I'm glad I missed the grand spectacle of the Broadway version because this intensely personal, pain-wracked play, which plays like a theatrical Incredible Hulk, bursting from his street clothes in order to stomp around the stage, smashing dioramas of ridiculous Mormons and laying waste to the streets of San Francisco, and the emptiness of the false promises of a heavenly savior, wakes up in the real world, a little smaller and little more human than how it came in, with people still imagining a better future that, in history's hindsight, reveals that the only better world you can create is within.
The Perestroika that seemed so promising gives way to Putin. The Red Menace, so scary before, is now wearing Muslim garb and the promise of Obama falls before Sarah Palin's Tea Party, and where today's Roy Cohn is named Karl Rove.
In many ways, the naivete of the characters at the end of Angels is just as politically and religiously ignorant as when they came in. And that's the world.

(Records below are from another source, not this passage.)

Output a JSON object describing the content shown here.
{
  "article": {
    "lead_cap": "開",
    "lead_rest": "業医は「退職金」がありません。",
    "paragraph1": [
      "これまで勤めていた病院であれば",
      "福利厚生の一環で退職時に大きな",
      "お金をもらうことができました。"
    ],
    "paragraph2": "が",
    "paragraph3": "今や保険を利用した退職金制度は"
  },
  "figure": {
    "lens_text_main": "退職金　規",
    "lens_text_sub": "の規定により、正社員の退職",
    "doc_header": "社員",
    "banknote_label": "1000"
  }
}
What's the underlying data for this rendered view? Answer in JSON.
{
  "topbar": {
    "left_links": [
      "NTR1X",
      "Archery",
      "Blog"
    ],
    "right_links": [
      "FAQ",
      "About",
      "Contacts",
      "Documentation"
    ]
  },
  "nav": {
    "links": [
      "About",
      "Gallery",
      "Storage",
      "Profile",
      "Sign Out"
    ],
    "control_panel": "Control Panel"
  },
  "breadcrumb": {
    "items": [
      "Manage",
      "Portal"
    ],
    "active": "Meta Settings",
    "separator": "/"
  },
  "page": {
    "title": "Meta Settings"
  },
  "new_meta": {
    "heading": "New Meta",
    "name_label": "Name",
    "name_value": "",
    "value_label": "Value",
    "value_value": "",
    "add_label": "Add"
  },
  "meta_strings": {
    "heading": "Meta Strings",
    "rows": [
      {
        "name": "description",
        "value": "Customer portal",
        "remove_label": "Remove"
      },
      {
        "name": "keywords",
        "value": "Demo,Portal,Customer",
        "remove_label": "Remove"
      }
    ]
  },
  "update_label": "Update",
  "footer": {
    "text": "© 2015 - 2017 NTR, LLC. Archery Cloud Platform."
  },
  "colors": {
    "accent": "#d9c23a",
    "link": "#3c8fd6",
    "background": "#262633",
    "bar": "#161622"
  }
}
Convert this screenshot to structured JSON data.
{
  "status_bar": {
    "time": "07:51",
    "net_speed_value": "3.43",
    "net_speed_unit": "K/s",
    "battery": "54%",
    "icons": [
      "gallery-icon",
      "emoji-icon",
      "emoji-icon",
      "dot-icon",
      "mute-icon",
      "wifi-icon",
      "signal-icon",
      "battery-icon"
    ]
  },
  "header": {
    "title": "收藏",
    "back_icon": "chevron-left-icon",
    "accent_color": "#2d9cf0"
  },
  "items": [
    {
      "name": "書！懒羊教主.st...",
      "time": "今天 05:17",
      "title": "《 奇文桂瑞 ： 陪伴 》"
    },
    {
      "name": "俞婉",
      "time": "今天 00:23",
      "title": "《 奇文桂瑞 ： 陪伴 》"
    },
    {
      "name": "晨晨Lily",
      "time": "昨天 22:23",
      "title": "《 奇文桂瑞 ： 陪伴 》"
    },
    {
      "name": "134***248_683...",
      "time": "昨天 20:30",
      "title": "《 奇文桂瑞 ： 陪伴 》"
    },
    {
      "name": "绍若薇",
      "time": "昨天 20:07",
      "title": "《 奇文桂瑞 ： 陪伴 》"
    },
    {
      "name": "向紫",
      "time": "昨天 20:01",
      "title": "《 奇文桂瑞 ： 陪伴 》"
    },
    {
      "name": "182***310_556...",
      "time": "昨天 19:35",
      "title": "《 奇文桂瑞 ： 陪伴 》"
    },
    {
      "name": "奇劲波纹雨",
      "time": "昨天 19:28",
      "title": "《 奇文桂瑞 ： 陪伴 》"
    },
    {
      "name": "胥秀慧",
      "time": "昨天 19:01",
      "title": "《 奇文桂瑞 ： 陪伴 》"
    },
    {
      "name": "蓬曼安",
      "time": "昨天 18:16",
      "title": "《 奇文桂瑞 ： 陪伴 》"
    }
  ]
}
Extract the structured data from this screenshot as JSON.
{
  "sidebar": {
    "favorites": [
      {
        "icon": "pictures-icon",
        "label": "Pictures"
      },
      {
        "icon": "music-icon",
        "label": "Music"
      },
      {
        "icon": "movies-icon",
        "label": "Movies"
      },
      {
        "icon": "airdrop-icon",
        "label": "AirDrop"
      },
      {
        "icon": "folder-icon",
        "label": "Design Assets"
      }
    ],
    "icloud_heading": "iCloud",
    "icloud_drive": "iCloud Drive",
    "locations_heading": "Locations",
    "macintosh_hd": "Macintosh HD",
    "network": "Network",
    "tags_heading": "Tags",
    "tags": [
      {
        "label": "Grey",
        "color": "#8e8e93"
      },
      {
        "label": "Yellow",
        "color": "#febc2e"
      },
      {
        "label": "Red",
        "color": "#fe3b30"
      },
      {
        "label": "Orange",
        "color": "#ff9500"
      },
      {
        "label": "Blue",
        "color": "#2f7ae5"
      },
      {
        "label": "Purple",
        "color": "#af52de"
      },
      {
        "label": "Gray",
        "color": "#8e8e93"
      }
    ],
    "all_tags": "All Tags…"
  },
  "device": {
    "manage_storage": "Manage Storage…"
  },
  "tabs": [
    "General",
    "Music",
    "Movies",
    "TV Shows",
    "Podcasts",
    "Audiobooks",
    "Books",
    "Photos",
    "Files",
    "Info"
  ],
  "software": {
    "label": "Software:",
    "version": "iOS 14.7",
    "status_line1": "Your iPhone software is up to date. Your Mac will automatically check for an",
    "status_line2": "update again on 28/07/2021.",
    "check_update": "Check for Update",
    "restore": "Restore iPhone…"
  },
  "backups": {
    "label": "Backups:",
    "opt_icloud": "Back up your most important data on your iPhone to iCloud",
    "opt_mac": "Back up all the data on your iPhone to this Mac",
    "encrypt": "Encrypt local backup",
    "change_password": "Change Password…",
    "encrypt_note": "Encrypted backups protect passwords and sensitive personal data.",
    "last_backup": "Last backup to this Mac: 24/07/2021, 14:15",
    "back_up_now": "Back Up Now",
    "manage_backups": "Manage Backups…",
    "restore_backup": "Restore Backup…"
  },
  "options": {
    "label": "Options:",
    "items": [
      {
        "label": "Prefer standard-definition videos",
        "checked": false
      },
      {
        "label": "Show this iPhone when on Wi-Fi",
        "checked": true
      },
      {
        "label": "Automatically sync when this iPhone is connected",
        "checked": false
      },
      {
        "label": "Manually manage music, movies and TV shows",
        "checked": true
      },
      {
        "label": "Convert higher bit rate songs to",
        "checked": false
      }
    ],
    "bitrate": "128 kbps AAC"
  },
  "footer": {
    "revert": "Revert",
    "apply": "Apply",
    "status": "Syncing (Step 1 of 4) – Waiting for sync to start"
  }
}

That's why this play, for me, is so rich. And that's why it works on this tiny human scale, where we all stand shivering in the Antarctic, alone, because, in the end, power, politics, and religion will fail. But faith -- and love -- in each other, and in ourselves -- to wrestle the angel to the ground -- is where our true salvation lies.